We moved offices recently—and you all know what a joy moving can be. We’re now on the far west side of Midtown Manhattan, the neighborhood where two of New York’s great fictional characters resided: Nero Wolfe, the ingenious, orchid-fancying, and largely housebound private detective, and his much more dynamic legman and chronicler, Archie Goodwin. Both would be amazed—or, perhaps more likely, appalled—by the glass-sheathed towers of the Hudson Yards project now rising near the site of their old brownstone. Then again, nobody appreciated the urge to turn a buck more than Wolfe.
On the plus side, the move unearthed a number of treasures from our archive and you see a few of them arrayed in the photo below. They include an actual Western Union telegram sent in 1953 by Electra Havemeyer Webb, the founder of the Shelburne Museum, to her friend Alice Winchester, the second editor of The Magazine ANTIQUES. The telegram sits atop a bargello waistcoat that Winchester needlepointed for her successor, Wendell Garrett. (I have never tried it on, for fear it would spontaneously burst into flames rather than be worn by me.) Also atop the waistcoat you see some of the myriad black-covered record books in which Wendell wrote down in his careful hand—often using a fountain pen—interesting thoughts and quotations he’d come across in the work of writers, poets, statesmen, and historians.

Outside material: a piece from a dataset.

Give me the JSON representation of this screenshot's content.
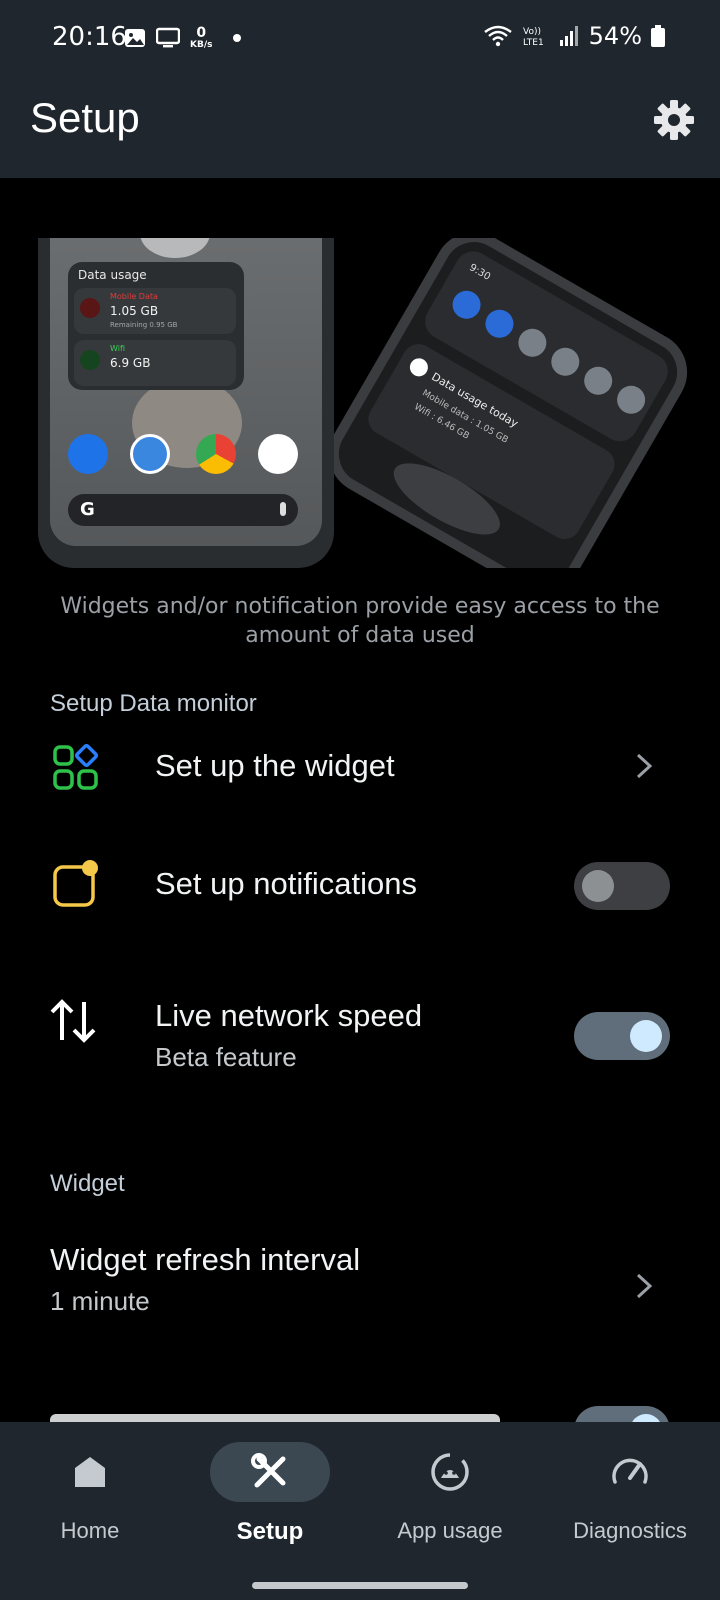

I spoke about these artifacts and about Wendell with my predecessor as editor here, Elizabeth Pochoda. A short time later she sent me a reminiscence about the memorial for Wendell held, not long after his death, at the Park Avenue Armory, during the Winter Antiques Show, on January 28, 2013:
There was no better time or place to honor Wendell, American historian and unofficial dean of American decorative arts. The joyful modernism of the Dave Brubeck Quartet’s Time Out, a favorite of his, summoned the crowd to the Armory’s Tiffany Room. The printed program for the event was set by hand in a circa 1797 typeface made by America’s first successful typeface foundry, Binny and Ronaldson of Philadelphia.
There were tributes, of course, and “Monticello,” a poem by the Pulitzer Prize–winning poet Robert Hass, was read by Leslie Greene Bowman, president of the Thomas Jefferson Foundation. Threaded through it all were readings from Wendell’s notebooks—pungent lines from John Adams, Walt Whitman, Mark Twain, F. Scott Fitzgerald, and others that expressed the hopes and concerns of a man who had been born to sharecroppers and never stopped pondering the complex fate of his country.
And then a moment of silence broken by Aaron Copland’s “Fanfare for the Common Man,” played by trumpeter Woodrow English, a retired US Army sergeant major, behind the crowd, unseen in the darkness of the Veterans Room.
I am sorry that I never knew Wendell Garrett, but I’m glad to have the company of his notebooks.
The waistcoat is nice to look at, too.